- Exercise:
Give the number of lines in the records that include the word "Past", and nothing besides.

- Component data from apps and pages:
********************

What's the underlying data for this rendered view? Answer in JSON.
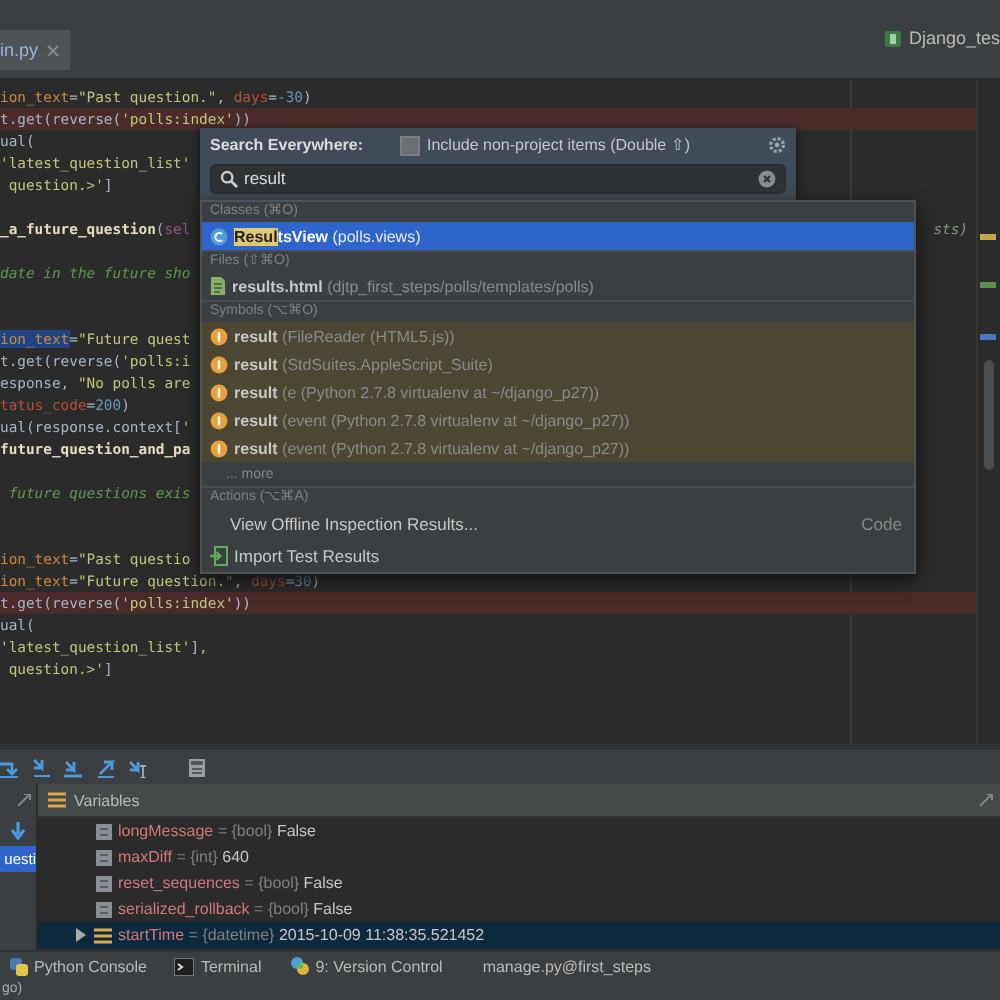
{
  "editor_tabs": [
    {
      "label": "in.py",
      "selected": true
    }
  ],
  "run_config": {
    "label": "Django_tes"
  },
  "code_lines": [
    {
      "kind": "code",
      "breakpoint": false,
      "segments": [
        {
          "kind": "name",
          "text": "ion_text"
        },
        {
          "kind": "plain",
          "text": "="
        },
        {
          "kind": "string",
          "text": "\"Past question.\""
        },
        {
          "kind": "plain",
          "text": ", "
        },
        {
          "kind": "kwarg",
          "text": "days"
        },
        {
          "kind": "plain",
          "text": "="
        },
        {
          "kind": "number",
          "text": "-30"
        },
        {
          "kind": "plain",
          "text": ")"
        }
      ]
    },
    {
      "kind": "code",
      "breakpoint": true,
      "segments": [
        {
          "kind": "plain",
          "text": "t.get(reverse("
        },
        {
          "kind": "string",
          "text": "'polls:index'"
        },
        {
          "kind": "plain",
          "text": "))"
        }
      ]
    },
    {
      "kind": "code",
      "breakpoint": false,
      "segments": [
        {
          "kind": "plain",
          "text": "ual("
        }
      ]
    },
    {
      "kind": "code",
      "breakpoint": false,
      "segments": [
        {
          "kind": "string",
          "text": "'latest_question_list'"
        }
      ]
    },
    {
      "kind": "code",
      "breakpoint": false,
      "segments": [
        {
          "kind": "string",
          "text": " question.>'"
        },
        {
          "kind": "plain",
          "text": "]"
        }
      ]
    },
    {
      "kind": "blank"
    },
    {
      "kind": "code",
      "breakpoint": false,
      "segments": [
        {
          "kind": "def",
          "text": "_a_future_question"
        },
        {
          "kind": "plain",
          "text": "("
        },
        {
          "kind": "self",
          "text": "sel"
        }
      ],
      "tail": "sts)"
    },
    {
      "kind": "blank"
    },
    {
      "kind": "code",
      "breakpoint": false,
      "segments": [
        {
          "kind": "comment",
          "text": "date in the future sho"
        }
      ]
    },
    {
      "kind": "blank"
    },
    {
      "kind": "blank"
    },
    {
      "kind": "code",
      "breakpoint": false,
      "segments": [
        {
          "kind": "selected",
          "text": "ion_text"
        },
        {
          "kind": "plain",
          "text": "="
        },
        {
          "kind": "string",
          "text": "\"Future quest"
        }
      ]
    },
    {
      "kind": "code",
      "breakpoint": false,
      "segments": [
        {
          "kind": "plain",
          "text": "t.get(reverse("
        },
        {
          "kind": "string",
          "text": "'polls:i"
        }
      ]
    },
    {
      "kind": "code",
      "breakpoint": false,
      "segments": [
        {
          "kind": "plain",
          "text": "esponse, "
        },
        {
          "kind": "string",
          "text": "\"No polls are"
        }
      ]
    },
    {
      "kind": "code",
      "breakpoint": false,
      "segments": [
        {
          "kind": "kwarg",
          "text": "tatus_code"
        },
        {
          "kind": "plain",
          "text": "="
        },
        {
          "kind": "number",
          "text": "200"
        },
        {
          "kind": "plain",
          "text": ")"
        }
      ]
    },
    {
      "kind": "code",
      "breakpoint": false,
      "segments": [
        {
          "kind": "plain",
          "text": "ual(response.context["
        },
        {
          "kind": "string",
          "text": "'"
        }
      ]
    },
    {
      "kind": "code",
      "breakpoint": false,
      "segments": [
        {
          "kind": "def",
          "text": "future_question_and_pa"
        }
      ]
    },
    {
      "kind": "blank"
    },
    {
      "kind": "code",
      "breakpoint": false,
      "segments": [
        {
          "kind": "comment",
          "text": " future questions exis"
        }
      ]
    },
    {
      "kind": "blank"
    },
    {
      "kind": "blank"
    },
    {
      "kind": "code",
      "breakpoint": false,
      "segments": [
        {
          "kind": "name",
          "text": "ion_text"
        },
        {
          "kind": "plain",
          "text": "="
        },
        {
          "kind": "string",
          "text": "\"Past questio"
        }
      ]
    },
    {
      "kind": "code",
      "breakpoint": false,
      "segments": [
        {
          "kind": "name",
          "text": "ion_text"
        },
        {
          "kind": "plain",
          "text": "="
        },
        {
          "kind": "string",
          "text": "\"Future question.\""
        },
        {
          "kind": "plain",
          "text": ", "
        },
        {
          "kind": "kwarg",
          "text": "days"
        },
        {
          "kind": "plain",
          "text": "="
        },
        {
          "kind": "number",
          "text": "30"
        },
        {
          "kind": "plain",
          "text": ")"
        }
      ]
    },
    {
      "kind": "code",
      "breakpoint": true,
      "segments": [
        {
          "kind": "plain",
          "text": "t.get(reverse("
        },
        {
          "kind": "string",
          "text": "'polls:index'"
        },
        {
          "kind": "plain",
          "text": "))"
        }
      ]
    },
    {
      "kind": "code",
      "breakpoint": false,
      "segments": [
        {
          "kind": "plain",
          "text": "ual("
        }
      ]
    },
    {
      "kind": "code",
      "breakpoint": false,
      "segments": [
        {
          "kind": "string",
          "text": "'latest_question_list'"
        },
        {
          "kind": "plain",
          "text": "],"
        }
      ]
    },
    {
      "kind": "code",
      "breakpoint": false,
      "segments": [
        {
          "kind": "string",
          "text": " question.>'"
        },
        {
          "kind": "plain",
          "text": "]"
        }
      ]
    }
  ],
  "search_popup": {
    "title": "Search Everywhere:",
    "include_option": {
      "label": "Include non-project items (Double ⇧)",
      "checked": false
    },
    "query": "result",
    "sections": [
      {
        "heading": "Classes (⌘O)",
        "items": [
          {
            "kind": "class",
            "match": "Resul",
            "name": "tsView",
            "detail": "(polls.views)",
            "selected": true
          }
        ]
      },
      {
        "heading": "Files (⇧⌘O)",
        "items": [
          {
            "kind": "file",
            "name": "results.html",
            "detail": "(djtp_first_steps/polls/templates/polls)",
            "selected": false
          }
        ]
      },
      {
        "heading": "Symbols (⌥⌘O)",
        "items": [
          {
            "kind": "symbol",
            "name": "result",
            "detail": "(FileReader (HTML5.js))",
            "selected": false
          },
          {
            "kind": "symbol",
            "name": "result",
            "detail": "(StdSuites.AppleScript_Suite)",
            "selected": false
          },
          {
            "kind": "symbol",
            "name": "result",
            "detail": "(e (Python 2.7.8 virtualenv at ~/django_p27))",
            "selected": false
          },
          {
            "kind": "symbol",
            "name": "result",
            "detail": "(event (Python 2.7.8 virtualenv at ~/django_p27))",
            "selected": false
          },
          {
            "kind": "symbol",
            "name": "result",
            "detail": "(event (Python 2.7.8 virtualenv at ~/django_p27))",
            "selected": false
          },
          {
            "kind": "more",
            "name": "... more",
            "selected": false
          }
        ]
      },
      {
        "heading": "Actions (⌥⌘A)",
        "items": [
          {
            "kind": "action",
            "name": "View Offline Inspection Results...",
            "detail": "Code",
            "selected": false
          },
          {
            "kind": "import",
            "name": "Import Test Results",
            "selected": false
          }
        ]
      }
    ]
  },
  "frames": [
    {
      "label": "uesti",
      "selected": true
    }
  ],
  "variables_panel": {
    "title": "Variables",
    "variables": [
      {
        "kind": "field",
        "name": "longMessage",
        "separator": "=",
        "type": "{bool}",
        "value": "False",
        "selected": false
      },
      {
        "kind": "field",
        "name": "maxDiff",
        "separator": "=",
        "type": "{int}",
        "value": "640",
        "selected": false
      },
      {
        "kind": "field",
        "name": "reset_sequences",
        "separator": "=",
        "type": "{bool}",
        "value": "False",
        "selected": false
      },
      {
        "kind": "field",
        "name": "serialized_rollback",
        "separator": "=",
        "type": "{bool}",
        "value": "False",
        "selected": false
      },
      {
        "kind": "object",
        "name": "startTime",
        "separator": "=",
        "type": "{datetime}",
        "value": "2015-10-09 11:38:35.521452",
        "selected": true,
        "expanded": false
      }
    ]
  },
  "tool_windows": [
    {
      "kind": "python",
      "label": "Python Console"
    },
    {
      "kind": "terminal",
      "label": "Terminal"
    },
    {
      "kind": "vcs",
      "label": "9: Version Control"
    },
    {
      "kind": "text",
      "label": "manage.py@first_steps"
    }
  ],
  "status_text": "go)"
}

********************

- Solution to this task:
2